If you can have end-to-end TCP, then use end-to-end TLS (e.g. with HTTPS).
Don't reinvent the wheel, especially when it comes to cryptography — most people get it wrong. Unless the device is too resource-constrained to support TLS, if you get down to the level of AES, you're doing it wrong. #1 mistake is to encrypt and forget to authenticate — if you have an encrypted channel between your server and a man-in-the-middle, instead of an encrypted channel between your server and your device, then encryption hasn't provided any benefit. If you can't use TLS, make sure that whatever protocol you're using authenticates everything, and encrypts what needs to be confidential.
To use TLS securely, think about what guarantees you need to have, from the point of view of each participant. Generally the device needs to know that it's talking to the legitimate server. That means that it must check the server's certificate. The device must have the X.509 certificate of a certificate authority recorded as trusted; this requires storage that can't be modified by an attacker, but it doesn't require any confidentiality of the storage. Note that you shouldn't hard-code the server's certificate directly, because that wouldn't let you easily replace that certificate if it's compromised. Instead, the device stores the expected identity (host name) of the server, and the certificate of a certificate authority that guarantees that a certain public key belongs to the expected host name. Once again, don't reinvent the wheel, rely on the certificate checking provided by your TLS library or application.
If the server needs to know that it's talking to a legitimate client, then each client needs to have its own client certificate. That requires confidential storage on the client. Pass the client certificate to the TLS session opening function from your TLS library, or set it in the application configuration.
That takes care of securing the communication between your server and your device.
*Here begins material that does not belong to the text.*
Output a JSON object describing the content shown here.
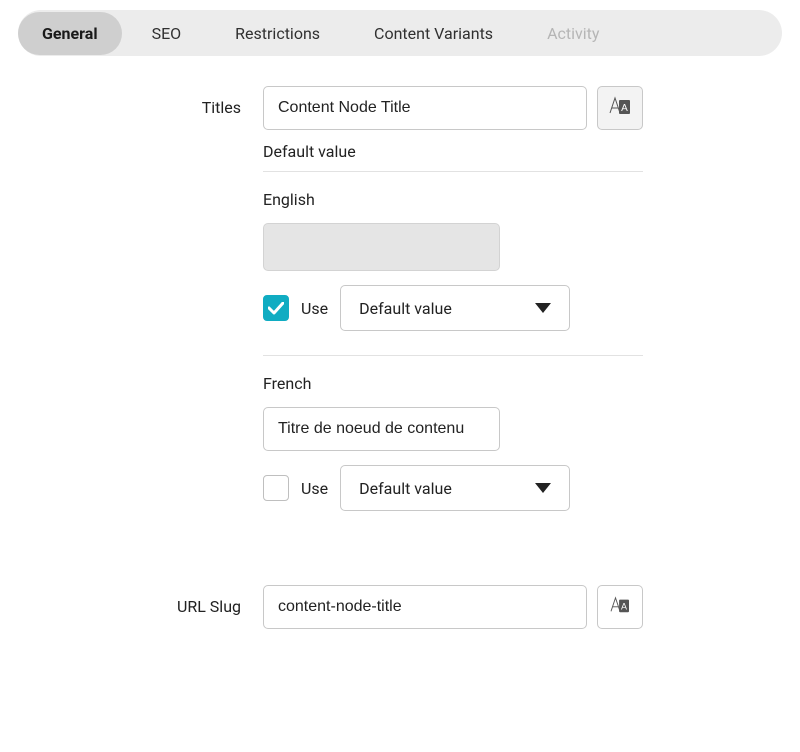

If the mobile application can talk to the device directly (e.g. to allow disconnected operation while it's on the local wifi network), you need to first perform pairing between the smart switch and the mobile phone. Pairing means an exchange of keys, preferably an exchange of public keys if resources permit, otherwise an agreement of secret keys. The goal of this pairing is to ensure that each device knows who it's talking to.
You'll need to secure the control channel as well, whether it goes directly from the mobile device to the smart switch or via a server. Think about authorization: are there different levels of access to the switch, e.g. a control level that allows doing reconfiguration and a basic channel that just allows on/off switching? This is generally handled by an authentication step after establishing the secure channel (TLS if possible).
Another consideration is firmware updates. That's a tricky one: on the one hand, there's no such thing as absolute security, so you will have security patches to apply now and then. On the other hand, a firmware upgrade mechanism is a complex thing and might itself have bugs. At the very least, make sure that your firmware upgrades are signed. Relying purely on the security of the communication channel for upgrades is dodgy, because the trusted based for a secure channel is larger than for a static security verification, and sometimes you might want to apply firmware updates without a network connection. In addition to verifying the signature, ideally you should have some protection against rollback, so that an adversary can't just push an “update” to version 1 on a system running version 2 and then exploit the security hole that version 2 patched.